[Items from a data source]
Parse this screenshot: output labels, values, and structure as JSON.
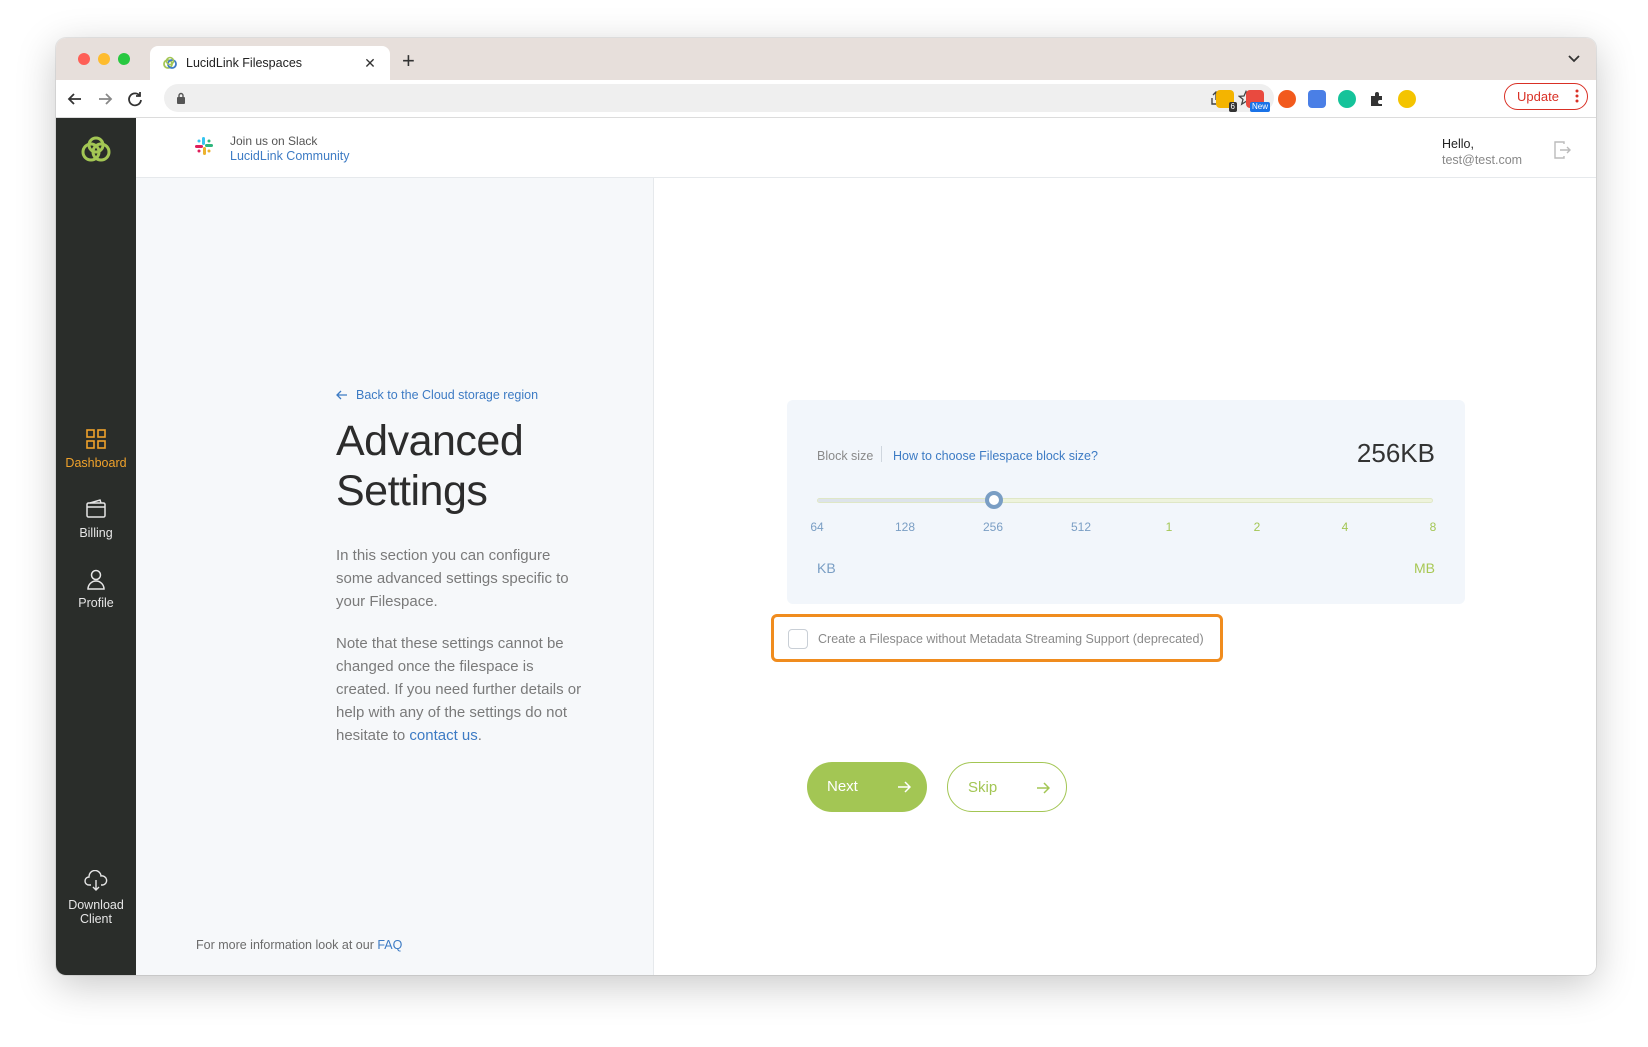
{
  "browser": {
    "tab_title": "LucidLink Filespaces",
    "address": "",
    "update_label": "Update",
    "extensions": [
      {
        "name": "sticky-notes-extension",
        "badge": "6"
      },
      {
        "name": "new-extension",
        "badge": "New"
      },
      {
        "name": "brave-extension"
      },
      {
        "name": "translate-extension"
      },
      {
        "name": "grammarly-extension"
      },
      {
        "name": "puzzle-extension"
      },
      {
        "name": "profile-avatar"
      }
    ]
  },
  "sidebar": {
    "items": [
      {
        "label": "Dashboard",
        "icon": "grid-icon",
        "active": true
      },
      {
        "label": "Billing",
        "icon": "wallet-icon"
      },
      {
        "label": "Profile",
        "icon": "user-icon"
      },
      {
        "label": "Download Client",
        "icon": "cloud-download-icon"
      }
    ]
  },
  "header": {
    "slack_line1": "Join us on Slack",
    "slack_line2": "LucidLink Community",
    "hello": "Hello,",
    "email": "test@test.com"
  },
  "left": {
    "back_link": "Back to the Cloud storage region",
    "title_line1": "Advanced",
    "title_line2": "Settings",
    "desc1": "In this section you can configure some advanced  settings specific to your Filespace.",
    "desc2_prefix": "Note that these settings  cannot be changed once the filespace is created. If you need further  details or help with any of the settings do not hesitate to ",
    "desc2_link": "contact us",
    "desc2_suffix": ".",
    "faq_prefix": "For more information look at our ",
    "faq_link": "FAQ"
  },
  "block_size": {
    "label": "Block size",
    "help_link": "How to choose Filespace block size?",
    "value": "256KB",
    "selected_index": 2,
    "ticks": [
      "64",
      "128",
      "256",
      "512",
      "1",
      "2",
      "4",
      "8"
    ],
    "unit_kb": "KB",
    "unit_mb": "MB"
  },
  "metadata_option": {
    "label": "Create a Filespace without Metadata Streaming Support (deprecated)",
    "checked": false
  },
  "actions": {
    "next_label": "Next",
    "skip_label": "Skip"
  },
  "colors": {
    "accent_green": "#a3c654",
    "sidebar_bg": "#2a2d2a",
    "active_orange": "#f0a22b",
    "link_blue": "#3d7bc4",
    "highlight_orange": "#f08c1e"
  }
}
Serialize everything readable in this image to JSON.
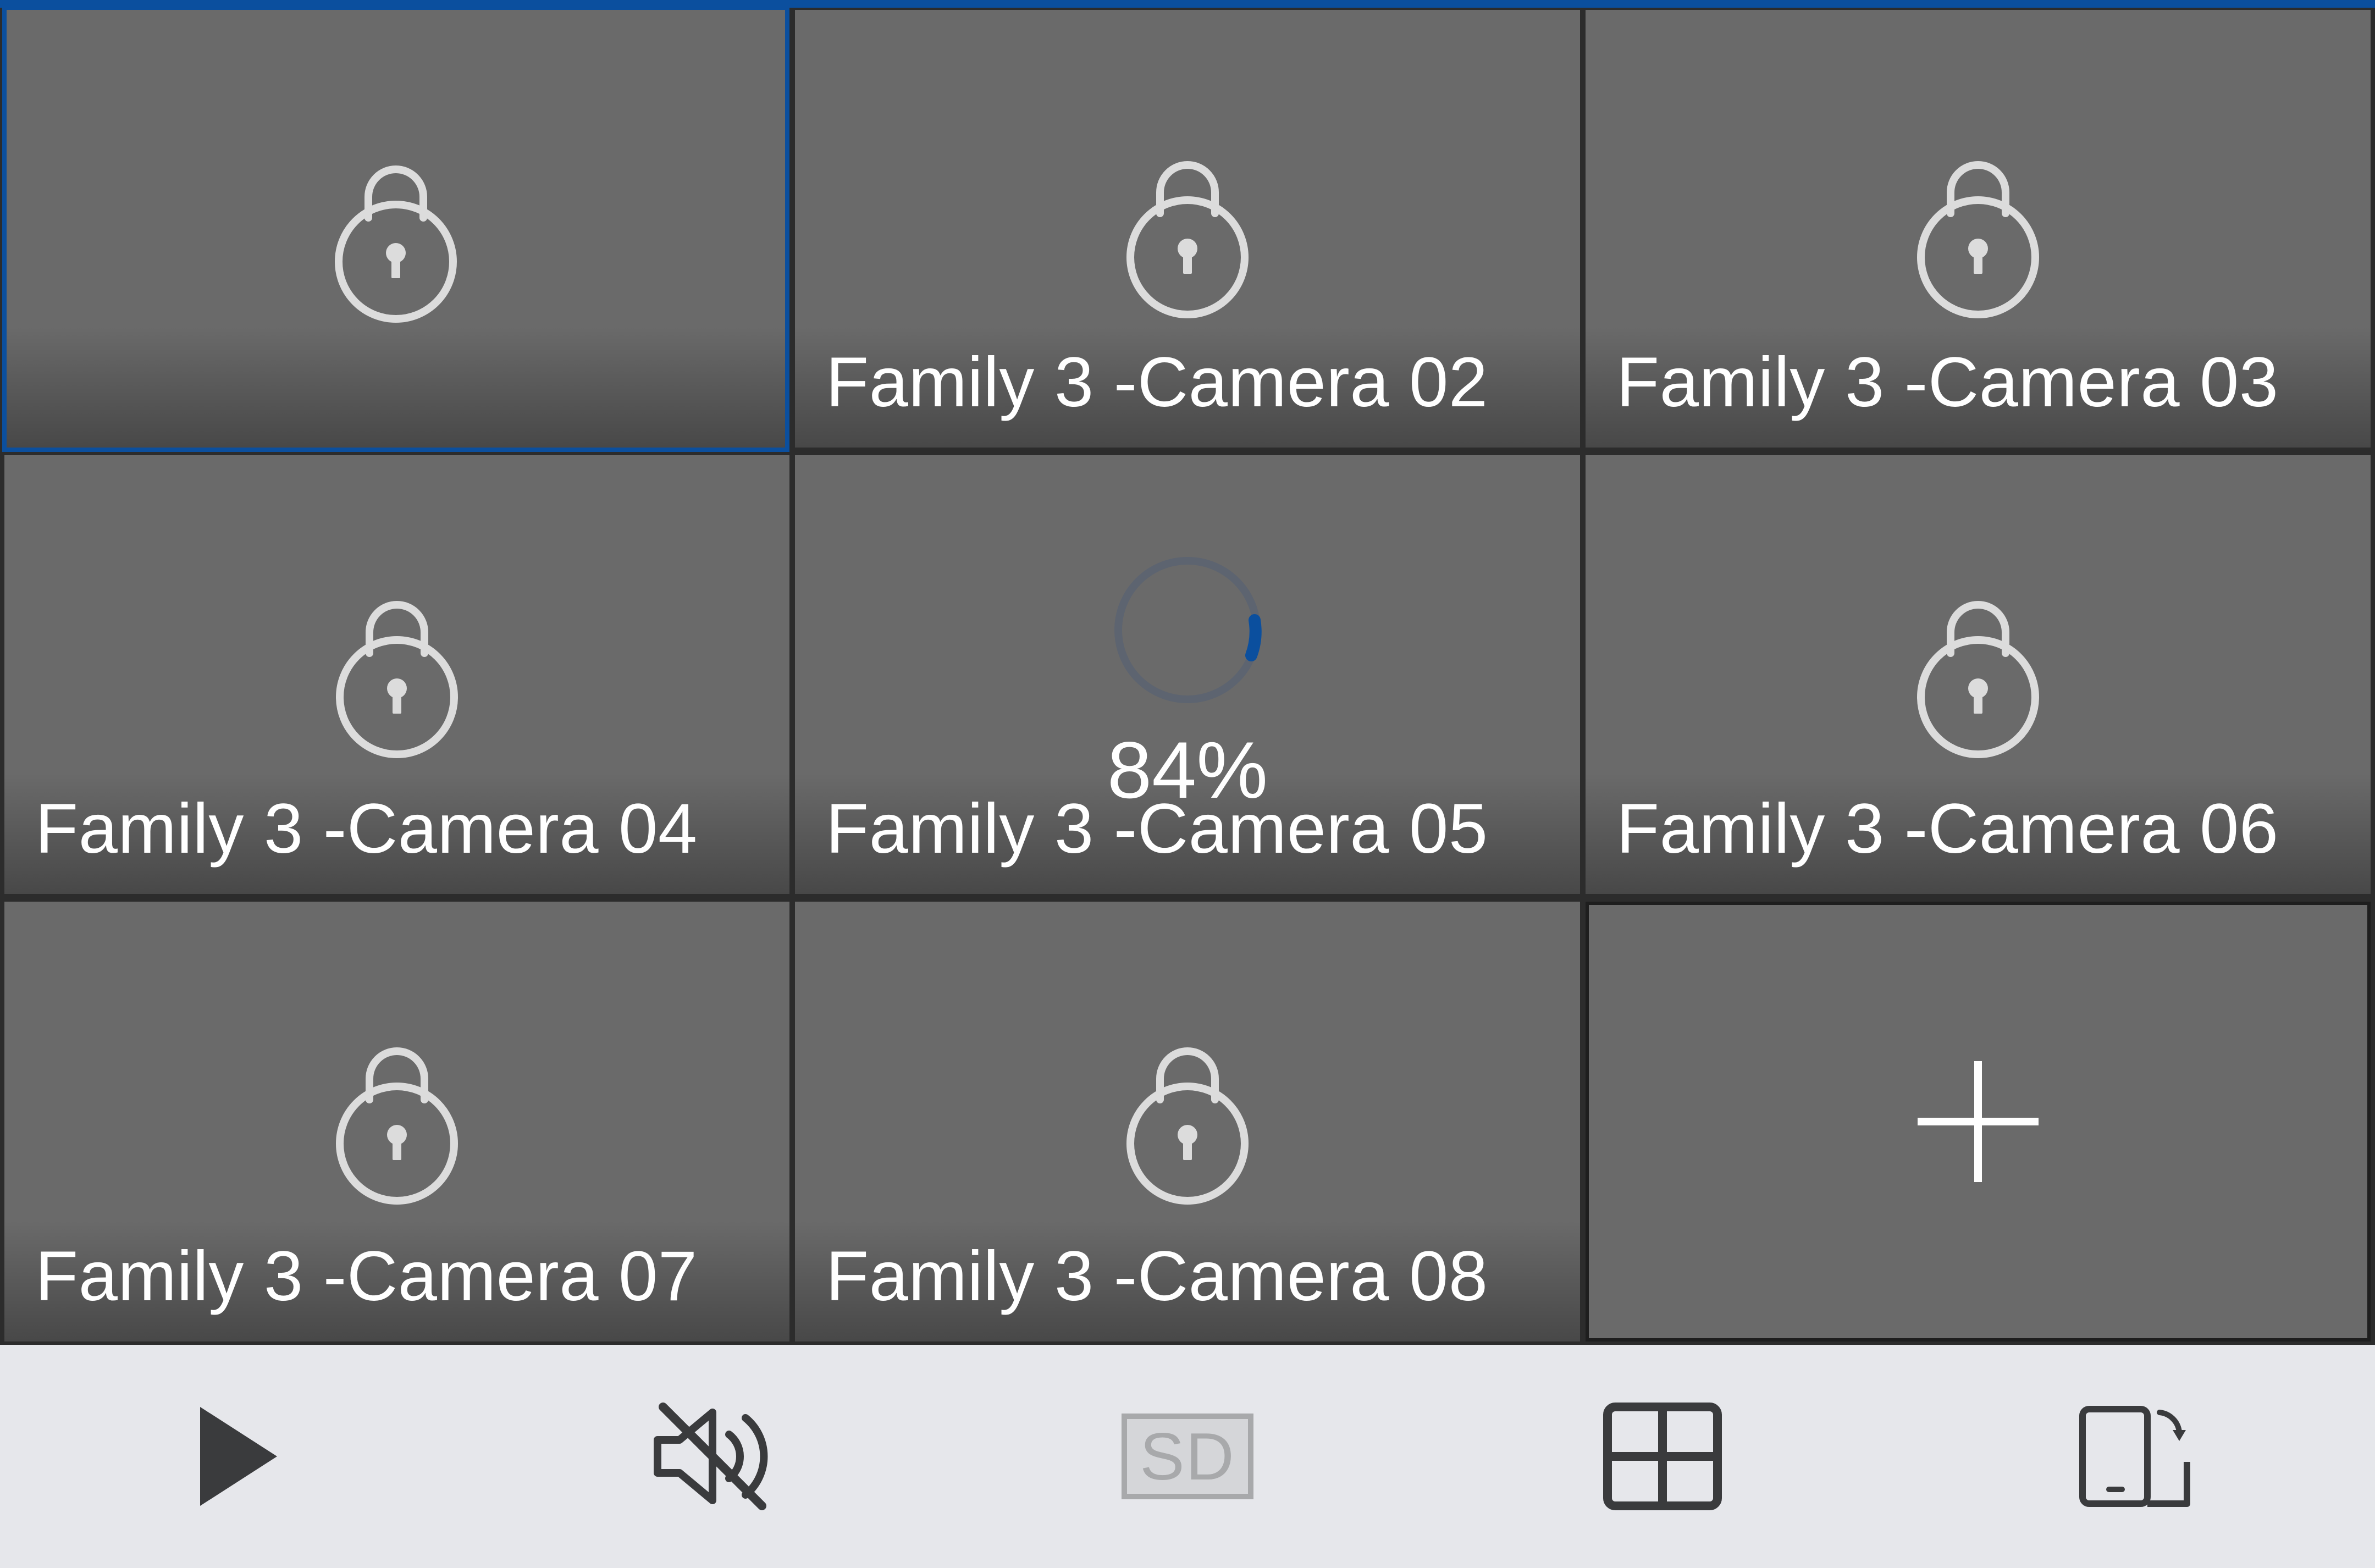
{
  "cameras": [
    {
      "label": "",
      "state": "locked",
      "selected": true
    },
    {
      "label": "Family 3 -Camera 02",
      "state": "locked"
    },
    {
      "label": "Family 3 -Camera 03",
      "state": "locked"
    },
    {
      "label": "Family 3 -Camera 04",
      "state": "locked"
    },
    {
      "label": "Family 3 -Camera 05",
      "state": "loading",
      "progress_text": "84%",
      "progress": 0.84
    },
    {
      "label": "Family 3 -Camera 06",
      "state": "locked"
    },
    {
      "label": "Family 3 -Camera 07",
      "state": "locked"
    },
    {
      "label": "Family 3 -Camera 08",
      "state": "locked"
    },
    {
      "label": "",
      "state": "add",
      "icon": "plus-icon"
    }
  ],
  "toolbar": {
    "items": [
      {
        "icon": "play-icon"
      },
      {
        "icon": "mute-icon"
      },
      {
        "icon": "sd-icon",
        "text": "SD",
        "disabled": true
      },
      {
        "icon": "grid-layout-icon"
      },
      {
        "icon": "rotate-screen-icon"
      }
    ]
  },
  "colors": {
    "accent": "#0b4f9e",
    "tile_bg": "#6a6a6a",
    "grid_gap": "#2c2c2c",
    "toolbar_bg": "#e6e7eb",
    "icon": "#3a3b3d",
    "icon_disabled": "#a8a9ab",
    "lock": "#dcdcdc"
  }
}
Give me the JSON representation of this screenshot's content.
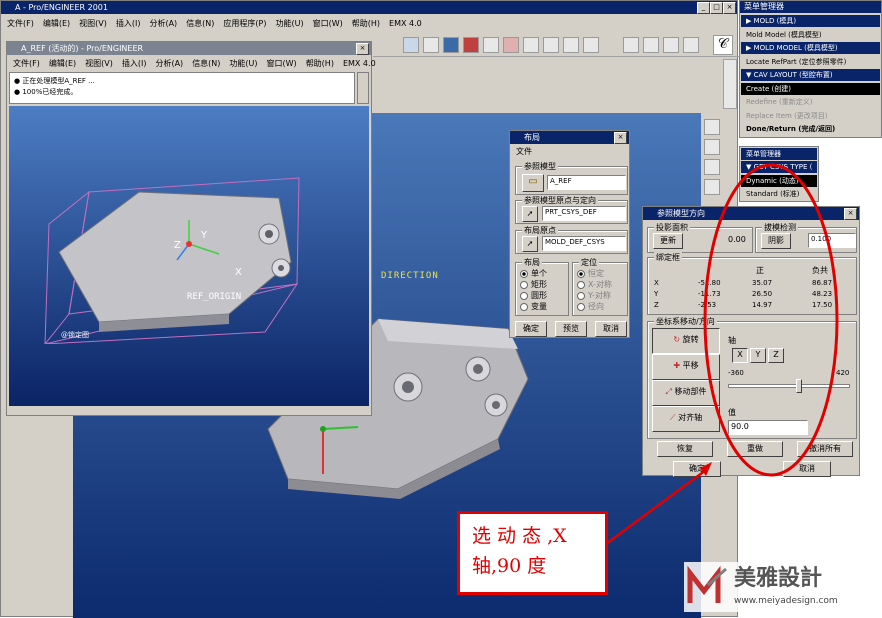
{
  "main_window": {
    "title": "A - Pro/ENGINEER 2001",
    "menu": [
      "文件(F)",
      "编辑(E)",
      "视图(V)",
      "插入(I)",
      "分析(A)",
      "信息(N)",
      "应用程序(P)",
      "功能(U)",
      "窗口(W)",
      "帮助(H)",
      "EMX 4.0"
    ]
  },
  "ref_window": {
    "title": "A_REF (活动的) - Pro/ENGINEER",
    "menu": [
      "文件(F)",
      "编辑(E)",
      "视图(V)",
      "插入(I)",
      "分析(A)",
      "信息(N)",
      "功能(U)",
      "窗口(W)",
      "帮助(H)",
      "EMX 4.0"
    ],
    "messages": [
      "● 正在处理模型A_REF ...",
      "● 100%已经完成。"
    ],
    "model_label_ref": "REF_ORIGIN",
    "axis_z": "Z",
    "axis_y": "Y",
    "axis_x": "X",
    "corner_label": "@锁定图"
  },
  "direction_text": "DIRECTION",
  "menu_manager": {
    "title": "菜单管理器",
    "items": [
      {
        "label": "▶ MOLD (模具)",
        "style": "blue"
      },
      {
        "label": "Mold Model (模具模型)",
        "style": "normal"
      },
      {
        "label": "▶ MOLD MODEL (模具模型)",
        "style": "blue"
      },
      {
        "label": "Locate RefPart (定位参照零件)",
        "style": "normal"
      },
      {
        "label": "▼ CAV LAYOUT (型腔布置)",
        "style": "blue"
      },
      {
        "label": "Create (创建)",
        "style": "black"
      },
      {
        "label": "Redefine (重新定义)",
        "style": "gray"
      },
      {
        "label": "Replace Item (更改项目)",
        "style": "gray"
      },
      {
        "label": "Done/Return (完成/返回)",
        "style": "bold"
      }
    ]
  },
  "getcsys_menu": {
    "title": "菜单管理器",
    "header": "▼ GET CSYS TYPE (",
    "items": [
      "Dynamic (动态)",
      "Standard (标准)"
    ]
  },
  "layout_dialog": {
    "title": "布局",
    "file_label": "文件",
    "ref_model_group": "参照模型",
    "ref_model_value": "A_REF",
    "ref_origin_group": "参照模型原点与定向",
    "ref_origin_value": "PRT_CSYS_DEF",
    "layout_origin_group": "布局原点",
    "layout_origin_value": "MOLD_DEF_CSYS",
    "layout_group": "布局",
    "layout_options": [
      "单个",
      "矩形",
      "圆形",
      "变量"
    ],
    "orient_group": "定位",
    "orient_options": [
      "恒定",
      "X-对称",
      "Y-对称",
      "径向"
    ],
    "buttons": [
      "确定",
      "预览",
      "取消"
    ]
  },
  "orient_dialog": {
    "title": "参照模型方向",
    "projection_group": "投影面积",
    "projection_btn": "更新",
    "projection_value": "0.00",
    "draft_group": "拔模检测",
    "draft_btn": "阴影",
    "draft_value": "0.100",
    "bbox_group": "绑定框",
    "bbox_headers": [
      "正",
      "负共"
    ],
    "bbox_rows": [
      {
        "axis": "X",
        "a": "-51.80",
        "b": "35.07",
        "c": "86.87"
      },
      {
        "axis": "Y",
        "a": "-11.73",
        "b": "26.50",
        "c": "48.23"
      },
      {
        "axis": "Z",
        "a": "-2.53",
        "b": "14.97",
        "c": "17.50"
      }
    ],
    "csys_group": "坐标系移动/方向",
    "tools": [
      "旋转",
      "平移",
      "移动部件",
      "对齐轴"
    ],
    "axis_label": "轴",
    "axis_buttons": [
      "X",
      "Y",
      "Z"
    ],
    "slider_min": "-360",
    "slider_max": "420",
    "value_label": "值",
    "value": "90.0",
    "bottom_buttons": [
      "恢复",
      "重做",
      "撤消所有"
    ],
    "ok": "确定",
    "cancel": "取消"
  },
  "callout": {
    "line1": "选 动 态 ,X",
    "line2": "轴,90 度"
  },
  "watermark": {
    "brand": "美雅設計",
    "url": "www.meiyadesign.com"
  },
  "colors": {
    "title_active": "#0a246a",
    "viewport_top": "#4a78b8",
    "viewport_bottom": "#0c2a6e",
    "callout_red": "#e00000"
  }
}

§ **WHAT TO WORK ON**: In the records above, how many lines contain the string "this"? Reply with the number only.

§ **WRITTEN SOLUTION**: 4